EU Official is 'Sure' Next Round of Iran Nuclear Talks Will Result in Deal Between Nations

European Union official Enrique Mora, who chaired talks in Vienna on Wednesday, said he is confident the next round of negotiations over Iran's nuclear program will result in Tehran's compliance with a 2015 deal aimed at curbing its atomic ambitions and also see the United States rejoin the accord.

Delegations from Russia, China, Germany, France, Britain, Iran and the U.S. will return to their home countries to brief their governments before reconvening in Vienna next week, according to Mora, the Associated Press reported.

"I'm sure that the next round will be the one in which we will finally get the deal," Mora told reporters after the meeting.

"There are a few political issues (and) there are a number of technical issues, again rather complex," he added. "But I can say that they are fewer than they were one week ago. So we are (on) a good track."

"I think every capital has to give a green light to their respective delegations to get the agreement, and I think that will be the case next week."

For more reporting from the Associated Press, see below.

Iran Talks
Abbas Araghchi (R), political deputy at the Ministry of Foreign Affairs of Iran, takes his mask off as he is leaving the 'Grand Hotel Wien' after the closed-door nuclear talks in Vienna on June 2, 2021, where diplomats of the UK, the EU, China, Russia and Iran hold their talks. JOE KLAMAR/AFP/Getty Images

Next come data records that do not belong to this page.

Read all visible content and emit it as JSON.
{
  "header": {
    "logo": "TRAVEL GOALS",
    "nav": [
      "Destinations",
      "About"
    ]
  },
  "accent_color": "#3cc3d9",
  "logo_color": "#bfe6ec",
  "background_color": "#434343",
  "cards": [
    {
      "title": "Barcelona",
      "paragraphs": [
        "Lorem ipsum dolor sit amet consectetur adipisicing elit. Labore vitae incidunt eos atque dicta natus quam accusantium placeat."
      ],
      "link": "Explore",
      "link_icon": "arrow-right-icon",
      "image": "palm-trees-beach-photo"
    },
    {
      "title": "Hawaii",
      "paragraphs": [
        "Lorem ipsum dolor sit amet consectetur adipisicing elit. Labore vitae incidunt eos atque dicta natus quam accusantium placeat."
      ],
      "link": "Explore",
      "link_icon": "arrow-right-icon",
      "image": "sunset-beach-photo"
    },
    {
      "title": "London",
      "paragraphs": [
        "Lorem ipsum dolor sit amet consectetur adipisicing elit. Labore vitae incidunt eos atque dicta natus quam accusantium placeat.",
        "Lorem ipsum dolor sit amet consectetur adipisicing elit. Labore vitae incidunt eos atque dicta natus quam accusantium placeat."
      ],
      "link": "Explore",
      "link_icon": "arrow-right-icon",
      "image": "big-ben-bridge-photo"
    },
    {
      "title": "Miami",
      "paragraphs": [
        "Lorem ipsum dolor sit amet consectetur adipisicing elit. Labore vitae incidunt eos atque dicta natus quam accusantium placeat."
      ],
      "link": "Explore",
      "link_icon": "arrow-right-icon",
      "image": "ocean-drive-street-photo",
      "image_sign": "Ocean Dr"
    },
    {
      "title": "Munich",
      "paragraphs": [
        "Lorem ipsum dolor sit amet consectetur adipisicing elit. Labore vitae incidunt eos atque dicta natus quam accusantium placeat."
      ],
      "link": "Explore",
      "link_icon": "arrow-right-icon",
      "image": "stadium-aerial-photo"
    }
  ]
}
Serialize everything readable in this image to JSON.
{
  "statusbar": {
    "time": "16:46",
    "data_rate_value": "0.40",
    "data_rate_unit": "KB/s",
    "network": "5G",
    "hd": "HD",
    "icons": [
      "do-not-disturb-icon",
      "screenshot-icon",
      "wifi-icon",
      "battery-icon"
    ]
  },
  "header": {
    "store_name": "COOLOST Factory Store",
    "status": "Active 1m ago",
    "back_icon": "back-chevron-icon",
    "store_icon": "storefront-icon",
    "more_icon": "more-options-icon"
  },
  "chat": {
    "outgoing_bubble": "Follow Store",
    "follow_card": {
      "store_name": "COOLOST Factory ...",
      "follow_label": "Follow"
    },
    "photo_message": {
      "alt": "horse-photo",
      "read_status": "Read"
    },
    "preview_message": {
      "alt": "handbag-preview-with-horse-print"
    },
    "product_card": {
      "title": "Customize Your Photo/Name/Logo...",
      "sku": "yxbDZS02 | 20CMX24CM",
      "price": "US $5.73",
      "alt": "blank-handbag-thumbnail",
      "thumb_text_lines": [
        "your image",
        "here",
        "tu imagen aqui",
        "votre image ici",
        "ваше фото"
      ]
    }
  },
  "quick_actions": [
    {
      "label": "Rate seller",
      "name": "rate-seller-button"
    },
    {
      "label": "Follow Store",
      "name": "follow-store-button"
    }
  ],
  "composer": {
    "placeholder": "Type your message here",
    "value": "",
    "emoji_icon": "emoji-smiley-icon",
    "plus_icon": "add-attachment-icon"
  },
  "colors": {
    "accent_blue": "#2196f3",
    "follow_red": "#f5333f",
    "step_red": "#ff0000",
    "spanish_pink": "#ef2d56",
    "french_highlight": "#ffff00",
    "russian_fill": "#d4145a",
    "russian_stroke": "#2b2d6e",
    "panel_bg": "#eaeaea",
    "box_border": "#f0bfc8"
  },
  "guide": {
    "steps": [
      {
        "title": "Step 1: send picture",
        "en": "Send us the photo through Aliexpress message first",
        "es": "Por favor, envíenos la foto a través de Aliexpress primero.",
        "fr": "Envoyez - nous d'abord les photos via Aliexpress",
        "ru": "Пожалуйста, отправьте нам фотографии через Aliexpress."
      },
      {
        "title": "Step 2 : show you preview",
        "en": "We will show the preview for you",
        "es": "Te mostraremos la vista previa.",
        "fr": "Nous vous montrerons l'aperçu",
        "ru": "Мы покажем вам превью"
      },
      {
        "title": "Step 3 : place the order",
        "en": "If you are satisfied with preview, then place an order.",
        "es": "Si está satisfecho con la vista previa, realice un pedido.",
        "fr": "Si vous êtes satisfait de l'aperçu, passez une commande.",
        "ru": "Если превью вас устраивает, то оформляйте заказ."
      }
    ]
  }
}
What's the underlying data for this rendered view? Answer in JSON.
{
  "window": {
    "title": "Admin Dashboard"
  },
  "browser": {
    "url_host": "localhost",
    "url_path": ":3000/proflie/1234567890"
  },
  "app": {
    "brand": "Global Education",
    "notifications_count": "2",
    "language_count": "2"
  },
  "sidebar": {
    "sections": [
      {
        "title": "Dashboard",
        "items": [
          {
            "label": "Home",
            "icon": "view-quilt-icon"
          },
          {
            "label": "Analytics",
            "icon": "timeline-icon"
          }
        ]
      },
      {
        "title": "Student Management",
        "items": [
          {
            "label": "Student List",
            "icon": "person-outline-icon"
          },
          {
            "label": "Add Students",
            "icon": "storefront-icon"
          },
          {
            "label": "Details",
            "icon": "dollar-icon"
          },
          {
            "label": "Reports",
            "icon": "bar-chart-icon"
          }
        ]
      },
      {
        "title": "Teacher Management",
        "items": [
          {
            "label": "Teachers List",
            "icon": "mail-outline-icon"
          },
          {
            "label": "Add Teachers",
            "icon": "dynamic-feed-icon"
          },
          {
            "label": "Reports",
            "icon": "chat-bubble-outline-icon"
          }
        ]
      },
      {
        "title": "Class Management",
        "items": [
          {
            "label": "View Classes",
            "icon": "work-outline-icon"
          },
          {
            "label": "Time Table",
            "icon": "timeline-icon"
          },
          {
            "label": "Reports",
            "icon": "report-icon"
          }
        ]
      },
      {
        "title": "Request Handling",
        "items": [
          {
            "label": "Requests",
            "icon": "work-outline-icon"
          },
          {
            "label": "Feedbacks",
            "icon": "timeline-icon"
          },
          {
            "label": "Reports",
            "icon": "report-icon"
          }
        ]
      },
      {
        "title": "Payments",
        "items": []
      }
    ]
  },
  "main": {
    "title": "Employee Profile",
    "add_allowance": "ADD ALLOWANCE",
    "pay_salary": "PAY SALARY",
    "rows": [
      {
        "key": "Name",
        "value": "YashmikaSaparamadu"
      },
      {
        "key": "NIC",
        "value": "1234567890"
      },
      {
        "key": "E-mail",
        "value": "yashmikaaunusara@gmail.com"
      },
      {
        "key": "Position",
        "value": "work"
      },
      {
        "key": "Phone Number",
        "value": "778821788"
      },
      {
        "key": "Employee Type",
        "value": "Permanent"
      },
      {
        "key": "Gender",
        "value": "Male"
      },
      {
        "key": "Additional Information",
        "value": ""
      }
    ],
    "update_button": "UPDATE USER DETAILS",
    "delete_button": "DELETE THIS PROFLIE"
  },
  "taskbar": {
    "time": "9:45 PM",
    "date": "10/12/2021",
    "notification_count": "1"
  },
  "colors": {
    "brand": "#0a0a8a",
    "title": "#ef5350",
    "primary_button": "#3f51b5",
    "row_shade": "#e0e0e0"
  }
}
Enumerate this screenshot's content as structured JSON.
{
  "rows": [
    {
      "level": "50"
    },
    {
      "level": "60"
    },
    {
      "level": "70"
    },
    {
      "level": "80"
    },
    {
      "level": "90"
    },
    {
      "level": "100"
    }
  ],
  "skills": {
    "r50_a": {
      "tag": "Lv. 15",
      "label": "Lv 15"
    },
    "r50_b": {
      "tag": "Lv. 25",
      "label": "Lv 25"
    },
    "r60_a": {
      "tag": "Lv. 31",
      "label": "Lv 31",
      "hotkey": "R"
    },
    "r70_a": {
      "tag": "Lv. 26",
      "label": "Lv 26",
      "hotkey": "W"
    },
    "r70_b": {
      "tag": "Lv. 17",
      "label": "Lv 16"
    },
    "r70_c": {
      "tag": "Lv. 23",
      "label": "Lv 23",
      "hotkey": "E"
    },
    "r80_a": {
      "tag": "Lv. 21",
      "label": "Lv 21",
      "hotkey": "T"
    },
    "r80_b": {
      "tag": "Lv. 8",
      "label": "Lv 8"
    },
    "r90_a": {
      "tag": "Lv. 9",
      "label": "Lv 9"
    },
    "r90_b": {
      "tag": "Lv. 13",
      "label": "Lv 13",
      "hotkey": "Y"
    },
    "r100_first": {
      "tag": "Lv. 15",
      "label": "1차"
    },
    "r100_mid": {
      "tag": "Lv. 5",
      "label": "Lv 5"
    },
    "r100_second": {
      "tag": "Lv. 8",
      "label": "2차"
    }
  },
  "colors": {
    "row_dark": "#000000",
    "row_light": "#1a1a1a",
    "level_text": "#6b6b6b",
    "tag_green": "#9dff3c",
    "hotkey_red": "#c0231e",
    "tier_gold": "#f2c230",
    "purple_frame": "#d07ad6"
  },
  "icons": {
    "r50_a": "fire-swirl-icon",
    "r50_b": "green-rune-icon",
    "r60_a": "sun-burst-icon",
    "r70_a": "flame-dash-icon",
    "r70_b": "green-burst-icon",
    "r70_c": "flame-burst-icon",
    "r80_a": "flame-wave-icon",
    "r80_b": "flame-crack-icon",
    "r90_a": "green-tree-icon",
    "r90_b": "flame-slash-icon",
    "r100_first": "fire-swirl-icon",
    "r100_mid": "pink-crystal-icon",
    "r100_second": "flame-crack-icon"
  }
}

Other European diplomats, speaking on condition of anonymity as they weren't authorized to be quoted by name, described the talks in Vienna as "intense and productive," but cautioned that they would become more difficult as delegates tackle harder issues.

While progress had been made and important aspects of a future deal had been hammered out, the diplomats said that tough decisions lie ahead and nothing would be agreed until everything was agreed.

Asked about the United Nations' atomic watchdog this week stating that it hasn't been able to access data important to monitoring Iran's nuclear program since late February, Mora said delegations had "taken note" of the report.

Iran started limiting inspections in a bid to put pressure on the government of U.S. President Joe Biden to lift crippling sanctions reimposed after then-President Donald Trump pulled out of the 2015 Joint Comprehensive Plan of Action, or JCPOA, in 2018.

"It's something that is not directly related to the negotiations of the JCPOA," Mora said, referring to the U.N. atomic energy agency's report that it had not had access to the monitoring data since Feb. 23.

In this Monday, May 24, 2021 file photo, the flag of Iran waves in front of the the International Center building with the headquarters of the International Atomic Energy Agency, IAEA, in Vienna, Austria, Monday, May 24, 2021. The United Nations’ International Atomic Energy Agency watchdog reported Monday May 31, 2021, it hasn't been able to access data important to monitoring Iran’s nuclear program since late February when the Islamic Republic started restricting international inspections of its facilities. Florian Schroetter, FILE/AP Photo